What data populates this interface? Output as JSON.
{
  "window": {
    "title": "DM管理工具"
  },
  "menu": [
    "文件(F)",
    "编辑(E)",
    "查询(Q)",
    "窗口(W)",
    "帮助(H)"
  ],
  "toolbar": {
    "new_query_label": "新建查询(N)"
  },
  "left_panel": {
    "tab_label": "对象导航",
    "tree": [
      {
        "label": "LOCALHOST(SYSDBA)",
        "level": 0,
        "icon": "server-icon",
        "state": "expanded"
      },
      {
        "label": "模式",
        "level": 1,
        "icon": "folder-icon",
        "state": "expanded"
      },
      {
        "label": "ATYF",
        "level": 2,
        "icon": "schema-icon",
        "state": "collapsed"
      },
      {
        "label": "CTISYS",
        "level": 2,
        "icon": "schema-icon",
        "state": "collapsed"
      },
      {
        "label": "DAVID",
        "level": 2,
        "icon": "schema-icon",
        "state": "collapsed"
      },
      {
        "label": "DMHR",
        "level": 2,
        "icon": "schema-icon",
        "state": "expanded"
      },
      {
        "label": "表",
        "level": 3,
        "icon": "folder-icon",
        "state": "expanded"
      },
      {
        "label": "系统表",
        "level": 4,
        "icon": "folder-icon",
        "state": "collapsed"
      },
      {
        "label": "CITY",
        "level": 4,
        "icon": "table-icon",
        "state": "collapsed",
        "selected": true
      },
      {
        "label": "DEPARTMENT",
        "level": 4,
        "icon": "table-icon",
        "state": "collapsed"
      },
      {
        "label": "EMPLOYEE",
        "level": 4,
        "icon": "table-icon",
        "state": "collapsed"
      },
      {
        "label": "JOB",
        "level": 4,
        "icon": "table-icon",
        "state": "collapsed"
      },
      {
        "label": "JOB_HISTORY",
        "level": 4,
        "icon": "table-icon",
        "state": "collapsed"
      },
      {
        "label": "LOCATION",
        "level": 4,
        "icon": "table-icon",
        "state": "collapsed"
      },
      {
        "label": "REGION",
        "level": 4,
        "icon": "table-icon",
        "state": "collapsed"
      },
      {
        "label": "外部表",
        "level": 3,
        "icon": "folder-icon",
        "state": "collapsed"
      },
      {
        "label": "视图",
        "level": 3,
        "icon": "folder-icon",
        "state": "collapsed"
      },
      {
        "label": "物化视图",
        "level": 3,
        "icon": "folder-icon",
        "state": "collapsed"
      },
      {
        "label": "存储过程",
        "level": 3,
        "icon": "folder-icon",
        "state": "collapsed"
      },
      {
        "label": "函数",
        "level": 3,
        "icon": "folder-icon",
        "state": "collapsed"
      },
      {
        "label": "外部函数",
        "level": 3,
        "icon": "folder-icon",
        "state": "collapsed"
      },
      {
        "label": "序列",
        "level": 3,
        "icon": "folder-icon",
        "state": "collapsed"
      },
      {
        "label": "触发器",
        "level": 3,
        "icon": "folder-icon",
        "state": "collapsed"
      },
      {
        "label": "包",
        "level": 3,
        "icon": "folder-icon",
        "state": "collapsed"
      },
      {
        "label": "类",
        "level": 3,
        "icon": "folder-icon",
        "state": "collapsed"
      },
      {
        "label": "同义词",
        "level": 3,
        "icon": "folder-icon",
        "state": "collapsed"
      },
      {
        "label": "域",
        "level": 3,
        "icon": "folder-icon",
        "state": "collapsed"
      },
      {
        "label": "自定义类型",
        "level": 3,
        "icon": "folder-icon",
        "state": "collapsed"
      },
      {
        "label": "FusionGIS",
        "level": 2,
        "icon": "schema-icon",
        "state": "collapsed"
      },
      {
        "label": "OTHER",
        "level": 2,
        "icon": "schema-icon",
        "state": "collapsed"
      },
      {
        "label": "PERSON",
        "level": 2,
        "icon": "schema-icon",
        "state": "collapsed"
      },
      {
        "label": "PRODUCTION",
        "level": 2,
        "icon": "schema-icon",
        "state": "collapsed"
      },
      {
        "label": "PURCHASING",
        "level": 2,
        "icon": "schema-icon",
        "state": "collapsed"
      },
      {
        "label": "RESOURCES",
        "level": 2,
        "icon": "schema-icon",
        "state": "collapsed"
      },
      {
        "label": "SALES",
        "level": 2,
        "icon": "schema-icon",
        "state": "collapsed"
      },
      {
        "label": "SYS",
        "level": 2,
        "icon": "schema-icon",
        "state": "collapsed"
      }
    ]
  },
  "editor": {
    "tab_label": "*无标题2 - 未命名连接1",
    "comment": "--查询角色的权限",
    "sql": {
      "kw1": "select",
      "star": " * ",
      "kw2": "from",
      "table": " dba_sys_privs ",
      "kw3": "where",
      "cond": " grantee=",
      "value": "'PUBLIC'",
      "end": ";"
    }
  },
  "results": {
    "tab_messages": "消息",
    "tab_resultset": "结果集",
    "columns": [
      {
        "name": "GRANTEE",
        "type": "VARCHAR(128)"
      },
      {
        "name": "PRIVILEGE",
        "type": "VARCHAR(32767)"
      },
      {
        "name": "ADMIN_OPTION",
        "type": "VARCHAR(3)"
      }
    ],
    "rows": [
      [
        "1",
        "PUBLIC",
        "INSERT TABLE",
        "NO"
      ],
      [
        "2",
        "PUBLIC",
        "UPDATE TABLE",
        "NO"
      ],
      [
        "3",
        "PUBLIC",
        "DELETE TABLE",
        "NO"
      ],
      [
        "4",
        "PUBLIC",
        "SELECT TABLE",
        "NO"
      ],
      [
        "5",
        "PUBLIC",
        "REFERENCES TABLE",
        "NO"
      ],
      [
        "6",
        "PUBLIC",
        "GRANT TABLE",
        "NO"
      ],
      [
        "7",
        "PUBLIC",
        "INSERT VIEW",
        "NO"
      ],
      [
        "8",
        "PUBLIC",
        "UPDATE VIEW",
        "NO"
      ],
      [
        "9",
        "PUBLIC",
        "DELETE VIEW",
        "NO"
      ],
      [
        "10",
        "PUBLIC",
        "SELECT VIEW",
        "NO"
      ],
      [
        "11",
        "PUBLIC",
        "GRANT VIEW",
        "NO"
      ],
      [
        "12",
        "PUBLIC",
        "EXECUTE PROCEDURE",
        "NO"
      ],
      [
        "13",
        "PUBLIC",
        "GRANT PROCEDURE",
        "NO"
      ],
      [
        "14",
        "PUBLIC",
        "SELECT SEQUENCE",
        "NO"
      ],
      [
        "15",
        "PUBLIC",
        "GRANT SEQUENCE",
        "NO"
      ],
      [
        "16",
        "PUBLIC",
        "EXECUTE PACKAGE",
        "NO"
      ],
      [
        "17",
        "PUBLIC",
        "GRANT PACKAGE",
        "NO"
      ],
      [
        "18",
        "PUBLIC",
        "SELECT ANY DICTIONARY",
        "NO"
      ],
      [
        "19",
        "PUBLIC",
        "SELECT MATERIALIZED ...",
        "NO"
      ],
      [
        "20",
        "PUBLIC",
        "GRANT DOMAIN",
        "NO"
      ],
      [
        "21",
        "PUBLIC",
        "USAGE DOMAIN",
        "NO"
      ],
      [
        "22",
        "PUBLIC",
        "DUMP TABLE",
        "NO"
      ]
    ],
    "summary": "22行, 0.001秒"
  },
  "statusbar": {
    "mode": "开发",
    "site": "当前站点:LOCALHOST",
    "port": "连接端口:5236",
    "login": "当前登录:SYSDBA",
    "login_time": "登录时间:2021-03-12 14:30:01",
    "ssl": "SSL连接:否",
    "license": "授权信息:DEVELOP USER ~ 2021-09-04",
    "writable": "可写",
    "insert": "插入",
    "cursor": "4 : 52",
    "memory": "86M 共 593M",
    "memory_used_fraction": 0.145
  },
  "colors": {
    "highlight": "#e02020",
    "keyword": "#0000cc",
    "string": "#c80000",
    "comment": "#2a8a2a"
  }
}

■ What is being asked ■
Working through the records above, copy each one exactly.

■ Task output ■
What data populates this interface? Output as JSON.
{
  "window": {
    "title": "DM管理工具"
  },
  "menu": [
    "文件(F)",
    "编辑(E)",
    "查询(Q)",
    "窗口(W)",
    "帮助(H)"
  ],
  "toolbar": {
    "new_query_label": "新建查询(N)"
  },
  "left_panel": {
    "tab_label": "对象导航",
    "tree": [
      {
        "label": "LOCALHOST(SYSDBA)",
        "level": 0,
        "icon": "server-icon",
        "state": "expanded"
      },
      {
        "label": "模式",
        "level": 1,
        "icon": "folder-icon",
        "state": "expanded"
      },
      {
        "label": "ATYF",
        "level": 2,
        "icon": "schema-icon",
        "state": "collapsed"
      },
      {
        "label": "CTISYS",
        "level": 2,
        "icon": "schema-icon",
        "state": "collapsed"
      },
      {
        "label": "DAVID",
        "level": 2,
        "icon": "schema-icon",
        "state": "collapsed"
      },
      {
        "label": "DMHR",
        "level": 2,
        "icon": "schema-icon",
        "state": "expanded"
      },
      {
        "label": "表",
        "level": 3,
        "icon": "folder-icon",
        "state": "expanded"
      },
      {
        "label": "系统表",
        "level": 4,
        "icon": "folder-icon",
        "state": "collapsed"
      },
      {
        "label": "CITY",
        "level": 4,
        "icon": "table-icon",
        "state": "collapsed",
        "selected": true
      },
      {
        "label": "DEPARTMENT",
        "level": 4,
        "icon": "table-icon",
        "state": "collapsed"
      },
      {
        "label": "EMPLOYEE",
        "level": 4,
        "icon": "table-icon",
        "state": "collapsed"
      },
      {
        "label": "JOB",
        "level": 4,
        "icon": "table-icon",
        "state": "collapsed"
      },
      {
        "label": "JOB_HISTORY",
        "level": 4,
        "icon": "table-icon",
        "state": "collapsed"
      },
      {
        "label": "LOCATION",
        "level": 4,
        "icon": "table-icon",
        "state": "collapsed"
      },
      {
        "label": "REGION",
        "level": 4,
        "icon": "table-icon",
        "state": "collapsed"
      },
      {
        "label": "外部表",
        "level": 3,
        "icon": "folder-icon",
        "state": "collapsed"
      },
      {
        "label": "视图",
        "level": 3,
        "icon": "folder-icon",
        "state": "collapsed"
      },
      {
        "label": "物化视图",
        "level": 3,
        "icon": "folder-icon",
        "state": "collapsed"
      },
      {
        "label": "存储过程",
        "level": 3,
        "icon": "folder-icon",
        "state": "collapsed"
      },
      {
        "label": "函数",
        "level": 3,
        "icon": "folder-icon",
        "state": "collapsed"
      },
      {
        "label": "外部函数",
        "level": 3,
        "icon": "folder-icon",
        "state": "collapsed"
      },
      {
        "label": "序列",
        "level": 3,
        "icon": "folder-icon",
        "state": "collapsed"
      },
      {
        "label": "触发器",
        "level": 3,
        "icon": "folder-icon",
        "state": "collapsed"
      },
      {
        "label": "包",
        "level": 3,
        "icon": "folder-icon",
        "state": "collapsed"
      },
      {
        "label": "类",
        "level": 3,
        "icon": "folder-icon",
        "state": "collapsed"
      },
      {
        "label": "同义词",
        "level": 3,
        "icon": "folder-icon",
        "state": "collapsed"
      },
      {
        "label": "域",
        "level": 3,
        "icon": "folder-icon",
        "state": "collapsed"
      },
      {
        "label": "自定义类型",
        "level": 3,
        "icon": "folder-icon",
        "state": "collapsed"
      },
      {
        "label": "FusionGIS",
        "level": 2,
        "icon": "schema-icon",
        "state": "collapsed"
      },
      {
        "label": "OTHER",
        "level": 2,
        "icon": "schema-icon",
        "state": "collapsed"
      },
      {
        "label": "PERSON",
        "level": 2,
        "icon": "schema-icon",
        "state": "collapsed"
      },
      {
        "label": "PRODUCTION",
        "level": 2,
        "icon": "schema-icon",
        "state": "collapsed"
      },
      {
        "label": "PURCHASING",
        "level": 2,
        "icon": "schema-icon",
        "state": "collapsed"
      },
      {
        "label": "RESOURCES",
        "level": 2,
        "icon": "schema-icon",
        "state": "collapsed"
      },
      {
        "label": "SALES",
        "level": 2,
        "icon": "schema-icon",
        "state": "collapsed"
      },
      {
        "label": "SYS",
        "level": 2,
        "icon": "schema-icon",
        "state": "collapsed"
      }
    ]
  },
  "editor": {
    "tab_label": "*无标题2 - 未命名连接1",
    "comment": "--查询角色的权限",
    "sql": {
      "kw1": "select",
      "star": " * ",
      "kw2": "from",
      "table": " dba_sys_privs ",
      "kw3": "where",
      "cond": " grantee=",
      "value": "'PUBLIC'",
      "end": ";"
    }
  },
  "results": {
    "tab_messages": "消息",
    "tab_resultset": "结果集",
    "columns": [
      {
        "name": "GRANTEE",
        "type": "VARCHAR(128)"
      },
      {
        "name": "PRIVILEGE",
        "type": "VARCHAR(32767)"
      },
      {
        "name": "ADMIN_OPTION",
        "type": "VARCHAR(3)"
      }
    ],
    "rows": [
      [
        "1",
        "PUBLIC",
        "INSERT TABLE",
        "NO"
      ],
      [
        "2",
        "PUBLIC",
        "UPDATE TABLE",
        "NO"
      ],
      [
        "3",
        "PUBLIC",
        "DELETE TABLE",
        "NO"
      ],
      [
        "4",
        "PUBLIC",
        "SELECT TABLE",
        "NO"
      ],
      [
        "5",
        "PUBLIC",
        "REFERENCES TABLE",
        "NO"
      ],
      [
        "6",
        "PUBLIC",
        "GRANT TABLE",
        "NO"
      ],
      [
        "7",
        "PUBLIC",
        "INSERT VIEW",
        "NO"
      ],
      [
        "8",
        "PUBLIC",
        "UPDATE VIEW",
        "NO"
      ],
      [
        "9",
        "PUBLIC",
        "DELETE VIEW",
        "NO"
      ],
      [
        "10",
        "PUBLIC",
        "SELECT VIEW",
        "NO"
      ],
      [
        "11",
        "PUBLIC",
        "GRANT VIEW",
        "NO"
      ],
      [
        "12",
        "PUBLIC",
        "EXECUTE PROCEDURE",
        "NO"
      ],
      [
        "13",
        "PUBLIC",
        "GRANT PROCEDURE",
        "NO"
      ],
      [
        "14",
        "PUBLIC",
        "SELECT SEQUENCE",
        "NO"
      ],
      [
        "15",
        "PUBLIC",
        "GRANT SEQUENCE",
        "NO"
      ],
      [
        "16",
        "PUBLIC",
        "EXECUTE PACKAGE",
        "NO"
      ],
      [
        "17",
        "PUBLIC",
        "GRANT PACKAGE",
        "NO"
      ],
      [
        "18",
        "PUBLIC",
        "SELECT ANY DICTIONARY",
        "NO"
      ],
      [
        "19",
        "PUBLIC",
        "SELECT MATERIALIZED ...",
        "NO"
      ],
      [
        "20",
        "PUBLIC",
        "GRANT DOMAIN",
        "NO"
      ],
      [
        "21",
        "PUBLIC",
        "USAGE DOMAIN",
        "NO"
      ],
      [
        "22",
        "PUBLIC",
        "DUMP TABLE",
        "NO"
      ]
    ],
    "summary": "22行, 0.001秒"
  },
  "statusbar": {
    "mode": "开发",
    "site": "当前站点:LOCALHOST",
    "port": "连接端口:5236",
    "login": "当前登录:SYSDBA",
    "login_time": "登录时间:2021-03-12 14:30:01",
    "ssl": "SSL连接:否",
    "license": "授权信息:DEVELOP USER ~ 2021-09-04",
    "writable": "可写",
    "insert": "插入",
    "cursor": "4 : 52",
    "memory": "86M 共 593M",
    "memory_used_fraction": 0.145
  },
  "colors": {
    "highlight": "#e02020",
    "keyword": "#0000cc",
    "string": "#c80000",
    "comment": "#2a8a2a"
  }
}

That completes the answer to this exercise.